Is There Room for Positive Stories in Science Fiction and Fantasy?
by Bryan Thomas Schmidt
In my last post, I talked about a call for a return to admirable heroes. While anti-heroes have their place, and while they are dominating the field, many people, living in the dark, troubled modern age, are looking for hope and inspiration of a kind that was popular in the Golden Age, earlier days. Right along with it, I believe is a desire for happier endings.
Fiction tends to reflect its times. Real life events and the emotional reactions they engender inspire writers to comment through their work. Moral delimmas are presented. Questions posited, answers challenged. It’s normal and popular. In the wake of events in the Middle East, we see more books and movies about the conflict, terrorism and what it means. People wonder how we should react. What was wrong, what was right? And what does it mean for our future?
Although it’s right and fine to ask such questions, the inevitable conclusions are far from encouraging most times. Dark events have dark lessons and dark morals and dark challenges associated with them. While discussing and analyzing them is vital, if they consume our focus, they can be discouraging, depressing, emotionally draining.
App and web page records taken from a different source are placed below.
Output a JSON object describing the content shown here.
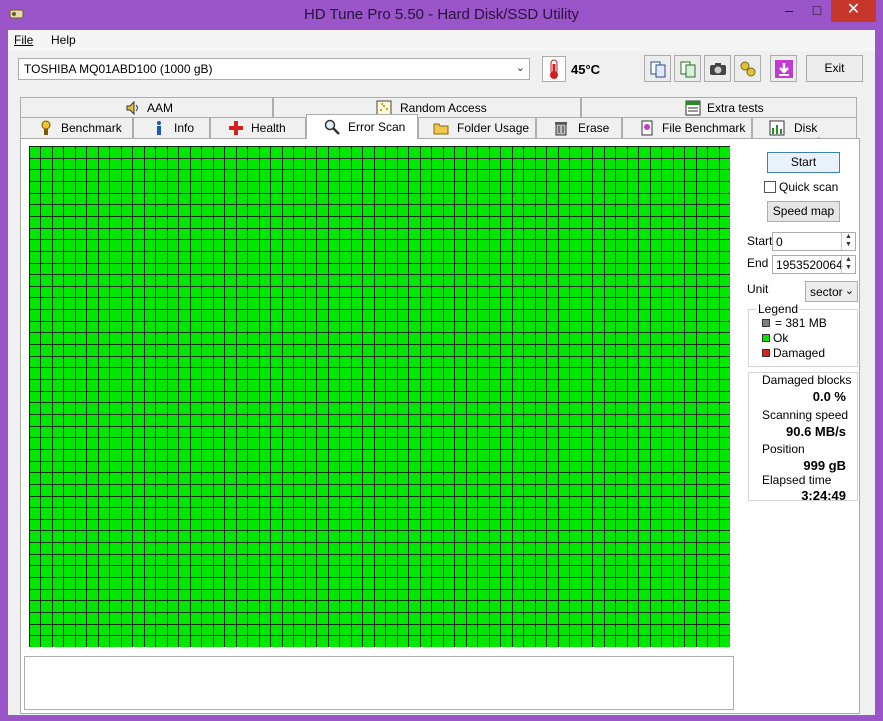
{
  "window": {
    "title": "HD Tune Pro 5.50 - Hard Disk/SSD Utility",
    "minimize": "–",
    "maximize": "□",
    "close": "✕"
  },
  "menu": {
    "file": "File",
    "help": "Help"
  },
  "toolbar": {
    "drive": "TOSHIBA MQ01ABD100 (1000 gB)",
    "temperature": "45°C",
    "buttons": [
      "copy-info-icon",
      "copy-all-icon",
      "screenshot-icon",
      "options-icon",
      "save-icon"
    ],
    "exit_label": "Exit"
  },
  "tabs_row1": [
    {
      "label": "AAM",
      "icon": "speaker-icon"
    },
    {
      "label": "Random Access",
      "icon": "random-access-icon"
    },
    {
      "label": "Extra tests",
      "icon": "extra-tests-icon"
    }
  ],
  "tabs_row2": [
    {
      "label": "Benchmark",
      "icon": "benchmark-icon"
    },
    {
      "label": "Info",
      "icon": "info-icon"
    },
    {
      "label": "Health",
      "icon": "health-icon"
    },
    {
      "label": "Error Scan",
      "icon": "magnifier-icon",
      "active": true
    },
    {
      "label": "Folder Usage",
      "icon": "folder-icon"
    },
    {
      "label": "Erase",
      "icon": "trash-icon"
    },
    {
      "label": "File Benchmark",
      "icon": "file-benchmark-icon"
    },
    {
      "label": "Disk monitor",
      "icon": "disk-monitor-icon"
    }
  ],
  "scan": {
    "grid_cols": 61,
    "grid_rows": 43,
    "block_state": "ok",
    "colors": {
      "ok": "#00e800",
      "damaged": "#e02020",
      "untested": "#808080",
      "gridline": "#0f2d0f"
    }
  },
  "controls": {
    "start_label": "Start",
    "quick_scan_label": "Quick scan",
    "speed_map_label": "Speed map",
    "start_field_label": "Start",
    "start_value": "0",
    "end_field_label": "End",
    "end_value": "1953520064",
    "unit_label": "Unit",
    "unit_value": "sector"
  },
  "legend": {
    "title": "Legend",
    "block_size": "= 381 MB",
    "ok": "Ok",
    "damaged": "Damaged"
  },
  "stats": {
    "damaged_blocks_label": "Damaged blocks",
    "damaged_blocks_value": "0.0 %",
    "scanning_speed_label": "Scanning speed",
    "scanning_speed_value": "90.6 MB/s",
    "position_label": "Position",
    "position_value": "999 gB",
    "elapsed_time_label": "Elapsed time",
    "elapsed_time_value": "3:24:49"
  }
}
While some argue that every story teaches a lesson, and to some degree, this is true. I believe there’s room for stories that entertain first, teach second. All writers project our own worldviews and agendas on our work, through our characters and the situations in which we choose to place them. But all too often these days, I find myself finishing books with an emptiness and discouragement I’d hoped they’d help erase. I wanted to see possibilities; be challenged to reach further ; catch a glimpse of brighter days ahead.
My friend Brad Torgersen recently blogged about his two years as a professional science fiction writer and noted how nihilism has invade science fiction and fantasy to a degree that leaves people longing for hope.Torgersen writes:
“It’s probably a leftover from the New Wave, that the science fiction culture has absorbed a great deal of the nihilism of contemporary literary culture (“Life is meaningless, all is without hope, despair, despair!”) without realizing that what makes science fiction truly different from its learned betters is that sci-fi is a genre ready-built forhope.”
I agree. And I find myself amongst those longing for more hopeful visions of our tomorrows.
It’s not just old fashioned heroes we miss. I think it’s old fashioned stories—stories where good people fought for good causes and came out ahead, making for a better world. Is it really so hard to believe such outcomes are possible these days? What’s the purpose of science if not to seek improvements in both understanding and technology, etc. to better our lives and our world? Fiction is about communicating and examining ourselves and our world. Is it really true that all we see are negatives at this point? It’s a sad state we’re in if that’s the case.
Perhaps you’ll think me naïve, but I really do believe we can make a better world. I believe we can make a difference. And I believe the future can be brighter if we work together. And one of the reasons I fell in love with science fiction and fantasy literature was because they presented hopeful possibilities for a future that excited me, not one I would dread.
There is a time and a place for nihilistic views. There is a time and a place for sobering reflection. But I don’t believe those need to dominate speculative fiction. If all we have to speculate about are sad, depressing tomorrows, why bother? We can get enough of that sentiment in our sad, depressing todays, can’t we?
So I do believe there’s still room for positive stories in Science Fiction and Fantasy. I think audiences are demanding them. Look one of the most popular series of recent days: The Harry Potter stories drip with themes of redemption and self-sacrifice for others. I’m sure there are others but why is it that the majority coming to mind are aimed at children? Isn’t there room for hope amongst adults?
I wonder if the decline in sales in Science Fiction is in part due to the nihilistic themes so prevalent in the genre’s literature today. Fantasy continues to be popular, of course, but I have a harder time thinking of examples there where nihilism rules the day. The Song Of Ice and Fire books are gritty and dark, yes, but still, there are admirable heroes who fight against evil for good. Fantasy isn’t immune to the phenomenon, but perhaps it’s distance from reality due to its lack of science as a required basis leads us to write with more hopeful, positive outlooks in such stories?
I believe there is room for hopeful stories. And I believe readers are clamoring for it. I’ve tried to write some in my own work. And Brad Torgersen is doing the same. I wonder when and how many others will rise to the challenge and do the same.
Bryan Thomas Schmidt is the author of the space opera novel The Worker Prince, the collection The North Star Serial, and has several short stories forthcoming in anthologies and magazines. His second novel, The Returning, is forthcoming from Diminished Media Group in 2012. He’s also the host of Science Fiction and Fantasy Writer’s Chatevery Wednesday at 9 pm EST on Twitter, where he interviews people like Mike Resnick, AC Crispin, Kevin J. Anderson and Kristine Kathryn Rusch.